> [Extracted records]:
- - -
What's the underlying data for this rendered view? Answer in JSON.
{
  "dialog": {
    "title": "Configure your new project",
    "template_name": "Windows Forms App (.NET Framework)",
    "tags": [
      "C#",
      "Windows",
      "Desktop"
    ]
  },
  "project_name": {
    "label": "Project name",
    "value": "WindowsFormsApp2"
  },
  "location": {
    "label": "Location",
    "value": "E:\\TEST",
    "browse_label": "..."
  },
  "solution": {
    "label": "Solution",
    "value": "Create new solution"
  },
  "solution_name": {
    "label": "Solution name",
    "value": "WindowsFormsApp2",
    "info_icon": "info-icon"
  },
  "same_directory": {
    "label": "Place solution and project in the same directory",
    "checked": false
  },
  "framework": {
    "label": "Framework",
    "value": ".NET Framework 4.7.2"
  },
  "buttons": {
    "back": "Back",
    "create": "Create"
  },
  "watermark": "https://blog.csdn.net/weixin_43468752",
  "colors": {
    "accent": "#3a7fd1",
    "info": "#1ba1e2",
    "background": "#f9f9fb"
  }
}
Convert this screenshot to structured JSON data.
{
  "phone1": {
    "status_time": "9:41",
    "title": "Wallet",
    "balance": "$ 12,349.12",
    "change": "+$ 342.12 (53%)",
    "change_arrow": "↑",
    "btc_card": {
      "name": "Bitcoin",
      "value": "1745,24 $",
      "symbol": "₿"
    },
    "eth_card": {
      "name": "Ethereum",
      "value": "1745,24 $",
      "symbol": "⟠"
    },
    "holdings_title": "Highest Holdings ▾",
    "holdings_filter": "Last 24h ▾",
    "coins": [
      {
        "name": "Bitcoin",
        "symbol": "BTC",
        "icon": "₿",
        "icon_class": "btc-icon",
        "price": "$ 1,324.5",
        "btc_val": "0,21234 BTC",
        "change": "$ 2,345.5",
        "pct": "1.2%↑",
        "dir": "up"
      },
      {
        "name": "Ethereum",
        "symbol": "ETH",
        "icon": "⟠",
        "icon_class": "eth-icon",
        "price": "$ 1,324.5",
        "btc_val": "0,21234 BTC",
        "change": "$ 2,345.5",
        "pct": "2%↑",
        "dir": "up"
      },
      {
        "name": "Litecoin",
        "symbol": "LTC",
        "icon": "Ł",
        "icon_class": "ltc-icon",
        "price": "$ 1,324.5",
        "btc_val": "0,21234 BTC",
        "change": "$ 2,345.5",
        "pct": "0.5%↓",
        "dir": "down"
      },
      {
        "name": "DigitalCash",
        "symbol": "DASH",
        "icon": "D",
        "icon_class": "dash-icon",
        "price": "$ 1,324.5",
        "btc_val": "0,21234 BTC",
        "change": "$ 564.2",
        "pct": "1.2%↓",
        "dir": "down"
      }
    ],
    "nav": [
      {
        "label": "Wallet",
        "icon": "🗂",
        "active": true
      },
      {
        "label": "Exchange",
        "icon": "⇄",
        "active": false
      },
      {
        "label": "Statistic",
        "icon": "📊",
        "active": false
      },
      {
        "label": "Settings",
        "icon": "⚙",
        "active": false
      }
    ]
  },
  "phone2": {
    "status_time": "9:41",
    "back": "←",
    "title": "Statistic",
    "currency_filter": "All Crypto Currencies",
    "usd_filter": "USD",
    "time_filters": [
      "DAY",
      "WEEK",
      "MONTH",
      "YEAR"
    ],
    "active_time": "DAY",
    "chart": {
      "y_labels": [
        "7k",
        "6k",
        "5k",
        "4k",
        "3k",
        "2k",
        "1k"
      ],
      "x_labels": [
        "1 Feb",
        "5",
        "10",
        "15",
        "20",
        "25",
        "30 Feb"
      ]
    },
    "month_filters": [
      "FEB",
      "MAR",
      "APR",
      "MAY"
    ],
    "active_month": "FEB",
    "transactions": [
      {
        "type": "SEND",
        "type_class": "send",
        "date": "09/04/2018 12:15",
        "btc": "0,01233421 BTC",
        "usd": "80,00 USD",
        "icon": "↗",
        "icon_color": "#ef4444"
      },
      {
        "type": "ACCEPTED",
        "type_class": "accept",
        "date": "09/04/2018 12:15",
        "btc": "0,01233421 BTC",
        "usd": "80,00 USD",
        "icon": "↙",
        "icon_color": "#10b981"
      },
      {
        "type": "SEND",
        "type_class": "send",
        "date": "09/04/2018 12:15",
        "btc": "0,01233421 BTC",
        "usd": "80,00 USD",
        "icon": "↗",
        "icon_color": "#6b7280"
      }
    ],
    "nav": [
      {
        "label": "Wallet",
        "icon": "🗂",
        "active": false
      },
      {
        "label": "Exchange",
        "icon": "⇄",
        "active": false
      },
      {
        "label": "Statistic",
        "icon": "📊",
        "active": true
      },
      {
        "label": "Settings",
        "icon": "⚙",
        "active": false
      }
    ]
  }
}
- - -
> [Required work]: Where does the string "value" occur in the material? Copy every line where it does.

> [Solution below]:
    "value": "WindowsFormsApp2"
    "value": "E:\\TEST",
    "value": "Create new solution"
    "value": "WindowsFormsApp2",
    "value": ".NET Framework 4.7.2"
      "value": "1745,24 $",
      "value": "1745,24 $",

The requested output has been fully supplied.